Data entries:
- - - - - - -

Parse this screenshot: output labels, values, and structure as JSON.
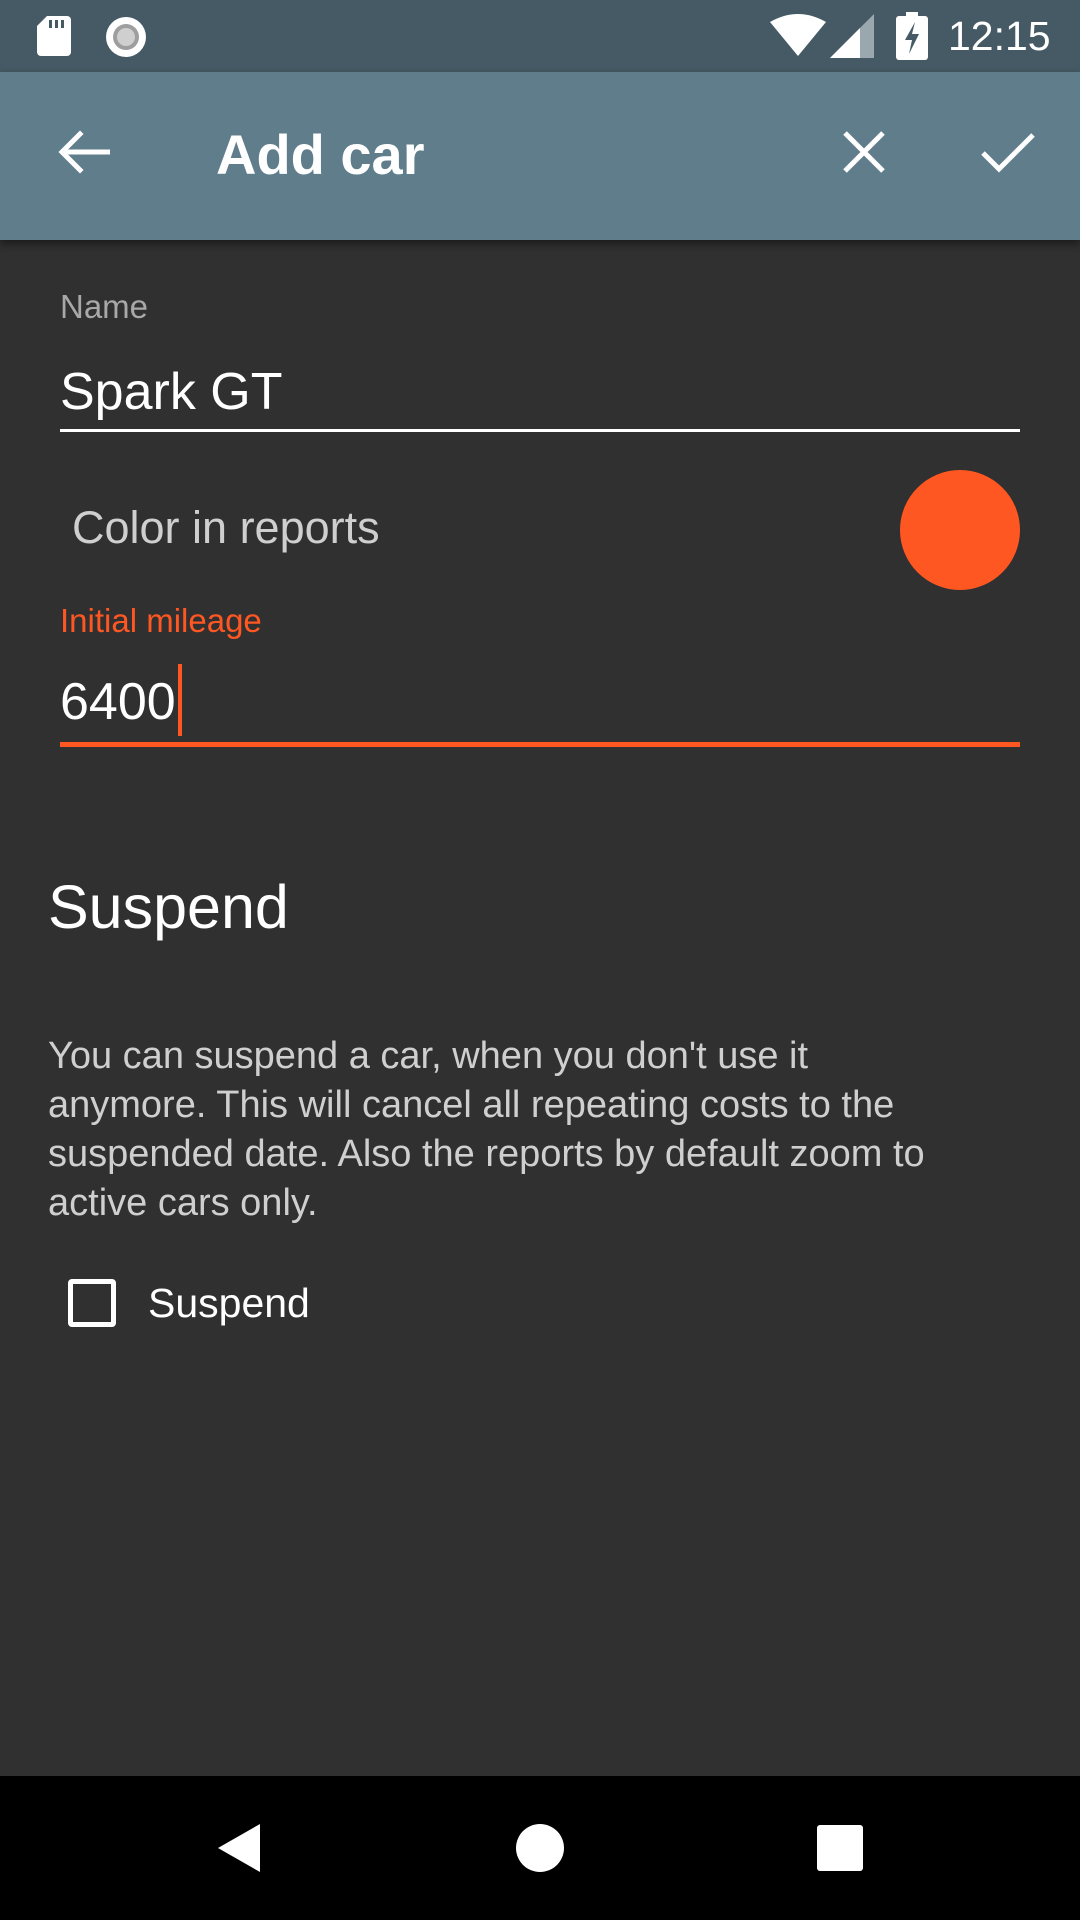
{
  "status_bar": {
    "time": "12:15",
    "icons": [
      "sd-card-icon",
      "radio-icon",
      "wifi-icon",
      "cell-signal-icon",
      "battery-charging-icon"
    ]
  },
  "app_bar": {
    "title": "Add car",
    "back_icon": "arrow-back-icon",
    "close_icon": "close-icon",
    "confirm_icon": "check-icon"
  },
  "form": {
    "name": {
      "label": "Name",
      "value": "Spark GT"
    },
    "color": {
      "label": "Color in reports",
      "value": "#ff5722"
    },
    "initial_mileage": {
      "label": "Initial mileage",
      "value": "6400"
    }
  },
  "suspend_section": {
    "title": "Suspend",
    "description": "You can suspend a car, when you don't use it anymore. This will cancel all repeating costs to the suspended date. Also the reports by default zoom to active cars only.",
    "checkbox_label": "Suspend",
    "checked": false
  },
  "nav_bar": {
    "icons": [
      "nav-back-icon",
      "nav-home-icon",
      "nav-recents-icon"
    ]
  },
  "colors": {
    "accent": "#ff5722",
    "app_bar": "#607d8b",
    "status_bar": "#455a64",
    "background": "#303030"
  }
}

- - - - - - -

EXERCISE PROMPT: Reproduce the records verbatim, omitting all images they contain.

TASK RESULT:
Parse this screenshot: output labels, values, and structure as JSON.
{
  "status_bar": {
    "time": "12:15",
    "icons": [
      "sd-card-icon",
      "radio-icon",
      "wifi-icon",
      "cell-signal-icon",
      "battery-charging-icon"
    ]
  },
  "app_bar": {
    "title": "Add car",
    "back_icon": "arrow-back-icon",
    "close_icon": "close-icon",
    "confirm_icon": "check-icon"
  },
  "form": {
    "name": {
      "label": "Name",
      "value": "Spark GT"
    },
    "color": {
      "label": "Color in reports",
      "value": "#ff5722"
    },
    "initial_mileage": {
      "label": "Initial mileage",
      "value": "6400"
    }
  },
  "suspend_section": {
    "title": "Suspend",
    "description": "You can suspend a car, when you don't use it anymore. This will cancel all repeating costs to the suspended date. Also the reports by default zoom to active cars only.",
    "checkbox_label": "Suspend",
    "checked": false
  },
  "nav_bar": {
    "icons": [
      "nav-back-icon",
      "nav-home-icon",
      "nav-recents-icon"
    ]
  },
  "colors": {
    "accent": "#ff5722",
    "app_bar": "#607d8b",
    "status_bar": "#455a64",
    "background": "#303030"
  }
}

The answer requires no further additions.